*TASK PROMPT:* Search the material for the string "verified" and copy each line where it occurs.

*ENTRIES SHOWN:*
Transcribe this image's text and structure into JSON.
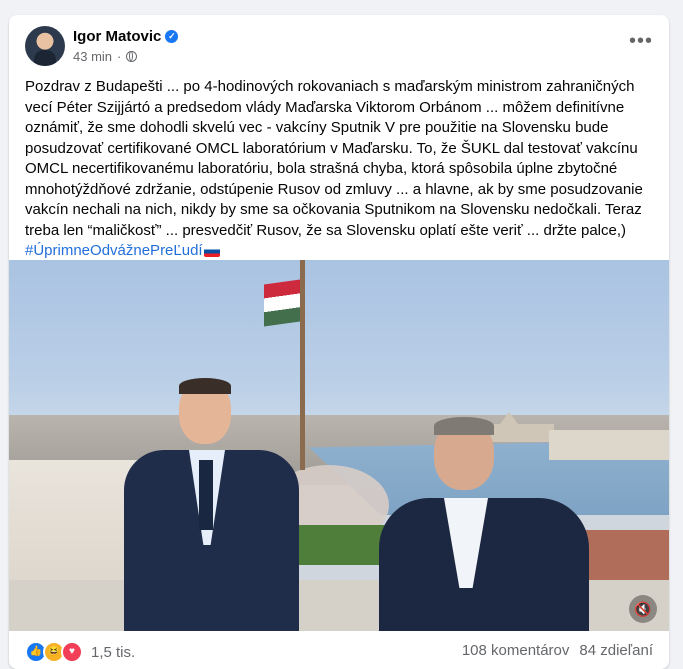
{
  "post": {
    "author": "Igor Matovic",
    "time": "43 min",
    "paragraph": "Pozdrav z Budapešti ... po 4-hodinových rokovaniach s maďarským ministrom zahraničných vecí Péter Szijjártó a predsedom vlády Maďarska Viktorom Orbánom ... môžem definitívne oznámiť, že sme dohodli skvelú vec - vakcíny Sputnik V pre použitie na Slovensku bude posudzovať certifikované OMCL laboratórium v Maďarsku. To, že ŠUKL dal testovať vakcínu OMCL necertifikovanému laboratóriu, bola strašná chyba, ktorá spôsobila úplne zbytočné mnohotýždňové zdržanie, odstúpenie Rusov od zmluvy ... a hlavne, ak by sme posudzovanie vakcín nechali na nich, nikdy by sme sa očkovania Sputnikom na Slovensku nedočkali. Teraz treba len “maličkosť” ... presvedčiť Rusov, že sa Slovensku oplatí ešte veriť ... držte palce,)",
    "hashtag": "#ÚprimneOdvážnePreĽudí"
  },
  "icons": {
    "verified": "verified-badge-icon",
    "privacy": "globe-icon",
    "more": "more-options-icon",
    "mute": "muted-speaker-icon"
  },
  "glyphs": {
    "verified": "✓",
    "more": "•••",
    "mute": "🔇",
    "like": "👍",
    "haha": "😆",
    "love": "♥"
  },
  "footer": {
    "reaction_count": "1,5 tis.",
    "comments": "108 komentárov",
    "shares": "84 zdieľaní"
  },
  "colors": {
    "like": "#1877f2",
    "haha": "#f7b125",
    "love": "#f33e58",
    "link": "#216fdb",
    "verified": "#1877f2"
  }
}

*TASK RESULT:*
    "verified": "verified-badge-icon",
    "verified": "✓",
    "verified": "#1877f2"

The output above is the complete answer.